The Timor-Leste National Aquaculture Development Strategy (NADS) 2012–30, which was developed by the Ministry of Agriculture and Fisheries (MAF) with technical assistance from WorldFish, emphasizes implementation through joint ventures between government, INGOs, NGOs and the private sector to realize its success. The 2nd Timor-Leste National Aquaculture Forum was held on 8 August 2019 in Dili. Attended by 106 participants from a diverse range of stakeholders including government, non-government, private sector organizations and farmer groups.
Hilsa: Status of Fishery and Potential for Aquaculture is a proceedings book, which is edited by an international team of experts and authored by 10 international expert teams working on different disciplines of the hilsa shad. Hilsa is a widely distributed fish within the Bay of Bengal region and harvested in the waters of Bangladesh, India and Myanmar. It is famous worldwide for its delicious taste and superb texture, which persist for a long time. Hilsa is unique in that it contains high amounts of both proteins and lipids.
The term ‘Blue Economy’ is increasingly used in various marine sectors and development frameworks. For it to be a truly useful approach, however, we argue that social benefits and equity must be explicitly prioritized alongside environmental and economic concerns. This integration of social dimensions within the Blue Economy is required to ensure that marine economic sectors contribute to achieving sustainable development goals.
The Darwin-Hilsa project is developing an incentivebased system of hilsa fisheries management in Myanmar’s Ayeyarwady Delta. This study uses a mixed-methods approach to assess the socioeconomic status of local fishing households. Many are extremely vulnerable, owing to the seasonal nature of fishing and unpredictable flows of income. Coping strategies include informal loans, livelihood diversification, and migration, while many flout fishing restrictions to cover costs and repay loans.
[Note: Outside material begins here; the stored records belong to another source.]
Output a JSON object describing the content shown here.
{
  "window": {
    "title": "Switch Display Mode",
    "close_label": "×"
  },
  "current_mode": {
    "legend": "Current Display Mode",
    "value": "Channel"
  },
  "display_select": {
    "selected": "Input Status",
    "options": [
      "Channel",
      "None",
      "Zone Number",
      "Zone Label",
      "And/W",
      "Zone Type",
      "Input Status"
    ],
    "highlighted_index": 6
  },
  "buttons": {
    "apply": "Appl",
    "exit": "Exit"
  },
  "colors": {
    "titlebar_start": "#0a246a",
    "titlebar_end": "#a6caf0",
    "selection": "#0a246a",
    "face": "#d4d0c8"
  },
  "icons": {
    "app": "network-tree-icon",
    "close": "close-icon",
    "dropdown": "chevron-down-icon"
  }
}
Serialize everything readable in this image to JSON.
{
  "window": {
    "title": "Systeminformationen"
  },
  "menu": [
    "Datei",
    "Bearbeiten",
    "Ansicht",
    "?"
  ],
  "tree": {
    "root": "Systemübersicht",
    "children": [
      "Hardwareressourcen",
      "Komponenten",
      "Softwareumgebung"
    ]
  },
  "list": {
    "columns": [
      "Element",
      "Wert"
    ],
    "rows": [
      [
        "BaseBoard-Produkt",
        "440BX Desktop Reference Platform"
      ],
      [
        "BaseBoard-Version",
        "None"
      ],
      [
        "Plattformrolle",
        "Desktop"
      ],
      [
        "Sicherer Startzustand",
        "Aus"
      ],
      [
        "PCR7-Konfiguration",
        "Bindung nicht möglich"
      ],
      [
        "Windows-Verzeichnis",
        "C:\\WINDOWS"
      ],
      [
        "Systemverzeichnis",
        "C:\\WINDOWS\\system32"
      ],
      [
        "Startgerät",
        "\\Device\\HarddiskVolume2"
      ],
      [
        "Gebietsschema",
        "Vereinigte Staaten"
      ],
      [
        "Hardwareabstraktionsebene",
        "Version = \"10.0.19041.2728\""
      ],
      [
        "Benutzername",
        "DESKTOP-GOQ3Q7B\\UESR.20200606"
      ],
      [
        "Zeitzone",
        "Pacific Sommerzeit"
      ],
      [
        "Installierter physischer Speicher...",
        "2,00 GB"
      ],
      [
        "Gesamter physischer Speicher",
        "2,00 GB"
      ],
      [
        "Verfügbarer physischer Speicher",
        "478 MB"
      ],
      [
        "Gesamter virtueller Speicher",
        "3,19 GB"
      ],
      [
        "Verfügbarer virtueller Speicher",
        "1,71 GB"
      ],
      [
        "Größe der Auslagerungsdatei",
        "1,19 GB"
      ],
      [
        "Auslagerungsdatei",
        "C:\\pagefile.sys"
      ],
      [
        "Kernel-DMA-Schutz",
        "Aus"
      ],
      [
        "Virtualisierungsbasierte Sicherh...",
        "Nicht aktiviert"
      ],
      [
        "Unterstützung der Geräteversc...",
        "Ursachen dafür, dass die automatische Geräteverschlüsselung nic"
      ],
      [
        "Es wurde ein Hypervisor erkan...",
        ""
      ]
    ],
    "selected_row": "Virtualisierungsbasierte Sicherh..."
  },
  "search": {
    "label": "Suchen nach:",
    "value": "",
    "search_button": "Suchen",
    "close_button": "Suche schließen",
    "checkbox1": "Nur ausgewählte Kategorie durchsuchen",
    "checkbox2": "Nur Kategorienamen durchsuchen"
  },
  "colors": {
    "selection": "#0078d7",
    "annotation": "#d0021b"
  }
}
The hilsa is a critically important species for smallscale fishing communities in Myanmar’s Ayeyarwady Delta and Rakhine State. Yet current fishing regulations are inadequate and exploitation rates are well beyond sustainable levels. This study analyses key parameters underlying hilsa biology, comparing them across different ecological zones of the hilsa’s range in Myanmar and across time. It provides evidence of major spawning activity between July and September in the freshwater zone, particularly in September.